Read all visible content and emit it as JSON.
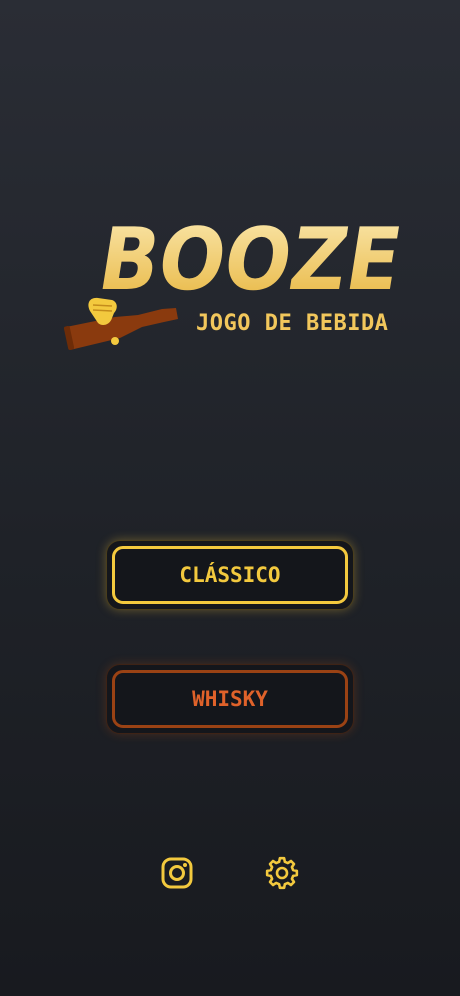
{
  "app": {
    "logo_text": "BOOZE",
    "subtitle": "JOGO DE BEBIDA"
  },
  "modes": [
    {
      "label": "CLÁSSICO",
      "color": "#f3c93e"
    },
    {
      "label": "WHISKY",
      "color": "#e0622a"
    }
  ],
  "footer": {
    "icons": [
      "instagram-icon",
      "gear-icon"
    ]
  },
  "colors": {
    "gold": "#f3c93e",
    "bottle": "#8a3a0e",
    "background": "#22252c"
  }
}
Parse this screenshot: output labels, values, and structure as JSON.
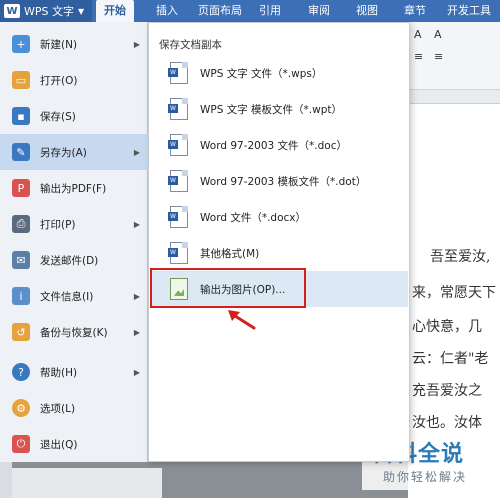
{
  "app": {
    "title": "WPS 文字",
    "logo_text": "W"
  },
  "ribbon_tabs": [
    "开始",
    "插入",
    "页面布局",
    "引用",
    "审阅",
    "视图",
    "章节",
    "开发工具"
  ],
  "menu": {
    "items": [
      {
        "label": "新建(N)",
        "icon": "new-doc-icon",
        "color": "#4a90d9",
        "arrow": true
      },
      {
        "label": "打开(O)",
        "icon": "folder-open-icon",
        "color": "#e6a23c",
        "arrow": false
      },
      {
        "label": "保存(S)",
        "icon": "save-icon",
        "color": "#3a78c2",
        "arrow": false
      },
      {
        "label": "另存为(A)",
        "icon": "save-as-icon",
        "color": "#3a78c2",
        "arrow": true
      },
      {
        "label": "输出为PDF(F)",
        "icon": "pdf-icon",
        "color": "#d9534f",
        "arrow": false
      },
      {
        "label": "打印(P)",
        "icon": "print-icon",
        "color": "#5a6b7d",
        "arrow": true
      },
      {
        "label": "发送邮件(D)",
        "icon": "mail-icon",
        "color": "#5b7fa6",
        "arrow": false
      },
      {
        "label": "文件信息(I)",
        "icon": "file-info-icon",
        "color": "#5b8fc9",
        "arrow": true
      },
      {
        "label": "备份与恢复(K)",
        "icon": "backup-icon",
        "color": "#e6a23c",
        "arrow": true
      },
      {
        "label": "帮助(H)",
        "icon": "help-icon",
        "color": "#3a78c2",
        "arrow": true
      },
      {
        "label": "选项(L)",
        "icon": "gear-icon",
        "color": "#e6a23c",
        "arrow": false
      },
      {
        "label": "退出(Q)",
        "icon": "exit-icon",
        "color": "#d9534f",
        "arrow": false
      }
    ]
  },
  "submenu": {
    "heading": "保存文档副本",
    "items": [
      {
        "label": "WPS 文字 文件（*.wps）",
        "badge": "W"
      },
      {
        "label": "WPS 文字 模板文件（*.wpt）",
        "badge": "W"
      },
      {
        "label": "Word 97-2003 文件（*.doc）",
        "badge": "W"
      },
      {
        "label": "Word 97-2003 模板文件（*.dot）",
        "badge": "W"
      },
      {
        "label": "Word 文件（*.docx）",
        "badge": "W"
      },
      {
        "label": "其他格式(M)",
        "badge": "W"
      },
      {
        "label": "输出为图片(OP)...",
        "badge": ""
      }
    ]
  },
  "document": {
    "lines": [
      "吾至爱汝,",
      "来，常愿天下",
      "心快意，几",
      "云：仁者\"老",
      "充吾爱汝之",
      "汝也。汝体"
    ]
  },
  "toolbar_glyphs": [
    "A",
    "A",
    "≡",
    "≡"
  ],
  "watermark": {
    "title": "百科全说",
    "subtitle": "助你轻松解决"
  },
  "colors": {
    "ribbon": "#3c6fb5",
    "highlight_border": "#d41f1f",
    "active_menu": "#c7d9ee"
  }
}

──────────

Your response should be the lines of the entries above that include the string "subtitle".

    "subtitle": "JOGO DE BEBIDA"
    "subtitle": "助你轻松解决"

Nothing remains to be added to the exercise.